    In La Reine des pommes, Himes breaks with the instrumental use of language that characterized both Wright's and, in France, Jean-Paul Sartre's notions of "engaged writing." In its place he develops a violently comic fictional universe to which he later referred in terms of absurdity. Extending linguistic slippage and excess to the level of narrative itself, Himes's crime writing flies doubly in the face of social realism and existentialism by embracing absurdity as both a social condition and a narrative apparatus. At the same time, Himes always stressed that this humor was not a formal invention but something borrowed. That is, what he called "absurdity" was, in the lived experience of black Americans in Harlem, also emphatically real.
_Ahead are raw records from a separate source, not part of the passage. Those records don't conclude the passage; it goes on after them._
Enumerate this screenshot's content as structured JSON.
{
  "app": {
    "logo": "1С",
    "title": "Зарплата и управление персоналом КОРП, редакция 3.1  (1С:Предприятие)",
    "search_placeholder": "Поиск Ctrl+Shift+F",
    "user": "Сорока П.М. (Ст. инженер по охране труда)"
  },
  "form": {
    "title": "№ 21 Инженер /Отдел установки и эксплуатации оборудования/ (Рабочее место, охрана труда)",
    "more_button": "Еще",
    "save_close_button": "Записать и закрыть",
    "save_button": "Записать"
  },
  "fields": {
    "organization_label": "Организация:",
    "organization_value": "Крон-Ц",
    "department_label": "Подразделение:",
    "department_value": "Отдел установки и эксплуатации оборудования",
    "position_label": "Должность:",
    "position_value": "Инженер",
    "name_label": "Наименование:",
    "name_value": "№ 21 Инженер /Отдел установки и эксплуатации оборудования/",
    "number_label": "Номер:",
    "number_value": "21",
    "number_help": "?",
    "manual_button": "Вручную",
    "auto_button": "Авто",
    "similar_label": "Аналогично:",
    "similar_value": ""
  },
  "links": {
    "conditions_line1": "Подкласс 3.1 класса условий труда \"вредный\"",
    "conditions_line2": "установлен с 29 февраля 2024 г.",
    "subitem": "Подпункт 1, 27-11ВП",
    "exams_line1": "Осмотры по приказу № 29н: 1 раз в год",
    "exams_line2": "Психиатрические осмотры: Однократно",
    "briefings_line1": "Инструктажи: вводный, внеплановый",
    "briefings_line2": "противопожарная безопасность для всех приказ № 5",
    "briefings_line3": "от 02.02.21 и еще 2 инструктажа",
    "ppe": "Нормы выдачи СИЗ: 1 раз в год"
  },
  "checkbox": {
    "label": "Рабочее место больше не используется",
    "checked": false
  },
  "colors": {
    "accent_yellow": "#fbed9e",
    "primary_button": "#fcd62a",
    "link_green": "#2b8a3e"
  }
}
    Source: Surrealism and the Art of Crime, p. 246
  125. [T]he intellect too, he said, was incapable of coming up with a persuasive illusion of meaning outside of man, for everything that could be thought or done, logic, metaphysics, mathematics, natural law, art, music, poetry, was given its meaning by man, and without man, it sank back into the realm of the unimagined and unconceived and hence into meaninglessness and a great deal of what was happening today became understandable if one pursued this line of reasoning, man was staggering along in the mad hope of somehow finding someone to be observed by somewhere...

    Source: The Assignment, p. 20
  126. [T]he still unbroken interest of a broad public in this...topic of taboo [is] paradoxical because the concept of taboo has become a taboo in itself, because taboo is generally accepted as drawing the fundamental borders between the sacred and the profane, whereas a critical glance shows that these borders can scarcely be drawn unproblematically, since not only the concept of taboo as such, but also the concept of the sacred turns out to be polysemic, if not aporetic. While in most civilized societies the use of violence is strongly tabooed, it nevertheless remains inherently if not inextricably bound up with the notion of taboo. This does not only hold true for the cultivating potential inherent to relinquishing drives, but, as Christoph Türcke argues, "above all for the fatuousness of a specific ban on thinking that individuals en masse subject themselves to in order to be able to endure a society they did not choose themselves and yet allow to remain as it is.".

    From chapter: Stefan Horlacher, Taboo, Transgression, and Literature: An Introduction
    Source: Taboo and Transgression in British Literature from the Renaissance to the Present, p. 4-5
  127. [Universality is] a system of values which regards itself as attuned to all cultures and their difference but which, paradoxically, does not conceive itself as relative, and aspires, in all ingenuousness, to be the ideal transcendence of all the others.

    Source: Paroxysm, p. 11
  128. [W]hile the European surrealists were condemned by their society and its traditions (including its traditions of revolution and rebellion) to clumsily manipulate and juxtapose incongruent imagery, laboriously constructing outsized realities, in the European colonies and ex-colonies something like surrealism was inherent as a deeply embedded social practice in everyday life. As for surrealism, so (I would like to suggest) for dialectical images -- the the crucial difference between their European and colonial expressions being that while in Europe they were largely ignored by the populace yet (for the surrealists) "at the service of the revolution," in the colonies and ex-colonies these expressions are intrinsic to the form of life and at the service of its magicians, priests, and sorcerers.

    Source: Shamanism, Colonialism, and the Wild Man, p. 201